Chemical Control Options

When it comes to controlling common garden weeds in New England, herbicides are often used as a chemical control option. Pre-emergent treatments can prevent the germination of weed seeds, while post-emergent treatments target existing weeds and can be effective when used with the right timing and product selection.

Both types of treatment require careful application in order to achieve long-term success.


Controlling common garden weeds in New England can be tricky, but using herbicides is a great way to get started!

Crop choice, weed identification, and herbicide application are important components of successful weed prevention. Additionally, cultural practices such as crop rotation and soil testing may also help keep weeds at bay.

Herbicides can be used to target specific types of weeds while leaving other plants unharmed. They can also provide longer-term control than manual removal or other non-chemical methods.

Pre-Emergent and Post-Emergent Treatments

Preventing weeds from taking over your yard requires a two-pronged approach of pre-emergent and post-emergent treatments. To have success with this approach, timing is key for pre-emergent solutions.

Post-emergent solutions can help keep weeds in check. Soil management helps prevent weed growth naturally.

Natural remedies, such as companion planting, are also helpful techniques. Follow these steps to keep common garden weeds at bay in New England!

Preventing Future Weed Growth
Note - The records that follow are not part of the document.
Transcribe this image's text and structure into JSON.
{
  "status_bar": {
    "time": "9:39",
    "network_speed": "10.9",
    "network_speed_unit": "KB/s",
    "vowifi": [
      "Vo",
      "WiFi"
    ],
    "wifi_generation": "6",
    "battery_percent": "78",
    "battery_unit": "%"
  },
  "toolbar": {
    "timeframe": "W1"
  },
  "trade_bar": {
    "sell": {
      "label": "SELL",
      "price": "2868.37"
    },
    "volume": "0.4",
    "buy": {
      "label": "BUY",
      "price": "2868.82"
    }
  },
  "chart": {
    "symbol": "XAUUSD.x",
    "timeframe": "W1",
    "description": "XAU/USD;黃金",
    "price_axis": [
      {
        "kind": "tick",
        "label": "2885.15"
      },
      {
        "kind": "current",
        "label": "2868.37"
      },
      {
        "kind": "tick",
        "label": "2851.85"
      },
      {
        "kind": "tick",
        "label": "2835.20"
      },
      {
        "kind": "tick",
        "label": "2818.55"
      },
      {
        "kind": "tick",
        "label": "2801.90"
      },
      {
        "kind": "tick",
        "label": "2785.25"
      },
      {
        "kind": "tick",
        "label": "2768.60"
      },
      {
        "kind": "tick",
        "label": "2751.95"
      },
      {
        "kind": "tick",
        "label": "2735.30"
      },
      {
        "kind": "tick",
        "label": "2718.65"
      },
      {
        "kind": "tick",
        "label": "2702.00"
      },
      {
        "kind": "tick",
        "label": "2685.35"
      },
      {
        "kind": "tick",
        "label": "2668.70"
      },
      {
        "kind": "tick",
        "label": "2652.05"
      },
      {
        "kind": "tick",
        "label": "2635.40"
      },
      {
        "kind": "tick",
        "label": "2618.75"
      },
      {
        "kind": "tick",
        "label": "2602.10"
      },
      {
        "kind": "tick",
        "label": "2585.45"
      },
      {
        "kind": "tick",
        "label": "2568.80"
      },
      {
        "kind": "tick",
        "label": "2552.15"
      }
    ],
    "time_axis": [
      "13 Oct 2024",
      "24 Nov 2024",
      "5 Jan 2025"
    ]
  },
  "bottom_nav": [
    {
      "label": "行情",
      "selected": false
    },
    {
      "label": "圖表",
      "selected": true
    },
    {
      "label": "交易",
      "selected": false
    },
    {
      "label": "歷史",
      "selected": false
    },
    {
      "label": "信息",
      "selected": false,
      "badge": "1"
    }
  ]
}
Maintaining healthy soil, rotating crops, and planting companion plants are three effective ways to prevent future weed growth in your garden.

Building nutrient-rich soil will enable your desired plants to grow strong and compete with weeds.
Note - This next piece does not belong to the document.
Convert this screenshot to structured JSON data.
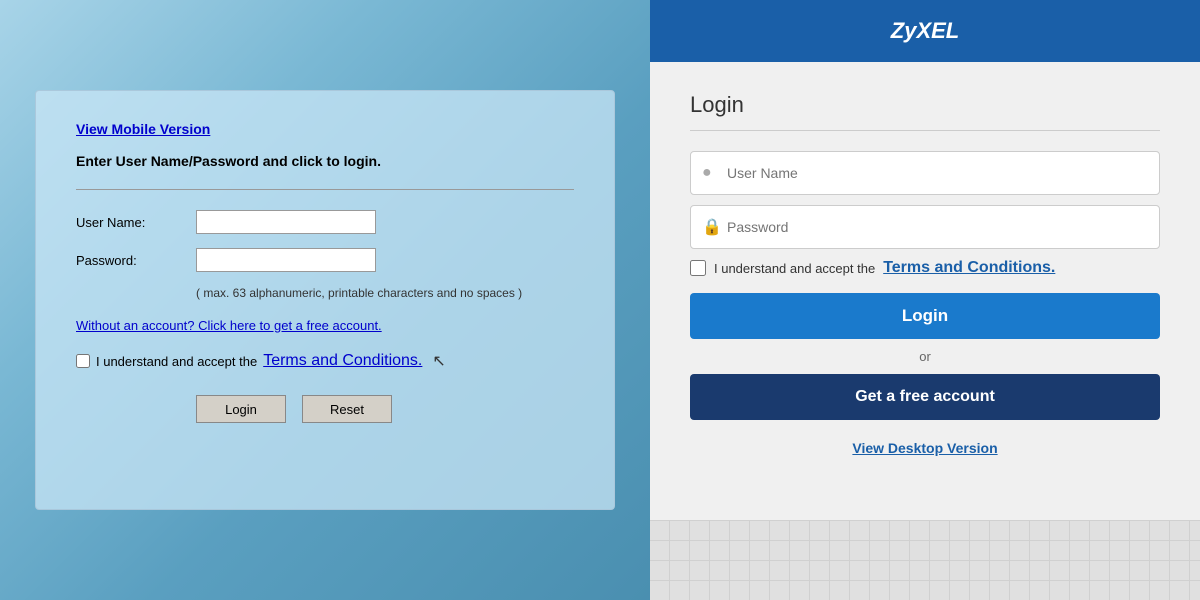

Crop rotation gives the soil a break from the same type of plant year after year, reducing the presence of certain weeds.
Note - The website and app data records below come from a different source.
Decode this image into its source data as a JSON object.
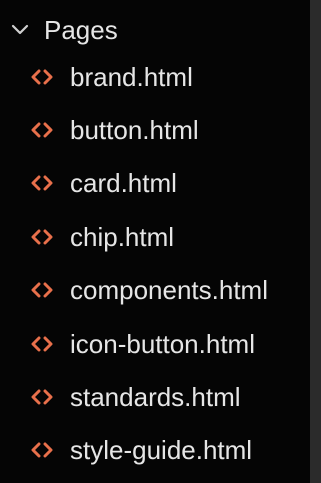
{
  "explorer": {
    "folder": {
      "label": "Pages",
      "expanded": true,
      "icon": "chevron-down-icon"
    },
    "files": [
      {
        "label": "brand.html",
        "icon": "html-file-icon"
      },
      {
        "label": "button.html",
        "icon": "html-file-icon"
      },
      {
        "label": "card.html",
        "icon": "html-file-icon"
      },
      {
        "label": "chip.html",
        "icon": "html-file-icon"
      },
      {
        "label": "components.html",
        "icon": "html-file-icon"
      },
      {
        "label": "icon-button.html",
        "icon": "html-file-icon"
      },
      {
        "label": "standards.html",
        "icon": "html-file-icon"
      },
      {
        "label": "style-guide.html",
        "icon": "html-file-icon"
      }
    ]
  },
  "colors": {
    "background": "#050505",
    "text": "#e6e6e6",
    "html_icon": "#e8704b",
    "chevron": "#d0d0d0",
    "side_strip": "#2b2b2b"
  }
}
Lastly, companion planting utilizes beneficial insects and plants that help ward off pests and weeds.

These strategies can help you create an abundant harvest without the hassle of dealing with pesky weeds!

Healthy Soil Maintenance

Taking care of your soil is essential for avoiding common garden weeds in New England, so keep it healthy!

To ensure a healthy garden, you should consider the following techniques:

  • Mulching: Layering organic materials over the soil to retain moisture and block weed growth.
  • Soil Testing: Knowing what nutrients are in your soil will help you determine what fertilizers or amendments need to be applied.
  • Weeding Strategies: Use native plants that are resistant to local weeds and remove any existing weed by hand or with tools.

By employing these strategies, you can create an environment where plants thrive and weeds don’t stand a chance.

Doing this maintenance work now will save you time and money down the road!

Crop Rotation and Companion Planting

By experimenting with crop rotation and companion planting, you can save yourself a lot of weeding hassle!

Crop rotation benefits soil health by avoiding monoculture practices and preventing nutrient depletion.

Companion planting techniques, such as interplanting or alternating rows of complementary plants, help to crowd out weeds.

Additionally, effective mulching helps to retain moisture in the soil and reduce weed populations.

Finally, a strategy for timely weeding is key: remove any weeds that appear before they can set seed and spread.

With these simple methods, you’ll be able to keep your garden healthy and weed-free!

Recap of common New England garden weeds

Gardening in New England comes with its own set of challenges, including dealing with pesky garden weeds. Proper identification is key to controlling these common invaders.

Good soil preparation and cultural practices such as crop rotation and companion planting can help prevent weed growth. Manual digging and mulching techniques are also effective ways to tackle the problem.

Common New England garden weeds include crabgrass, dandelion, ragweed, thistle, plantain, purslane, bindweed, and oxeye daisy. Knowing how to identify them can be helpful when it comes to eradication or control methods.

Taking steps like removing seed heads from plants before they go to seed or regularly weeding can help keep them in check too. With a bit of knowledge and effort, you can keep your garden looking beautiful without the hassle of garden weeds!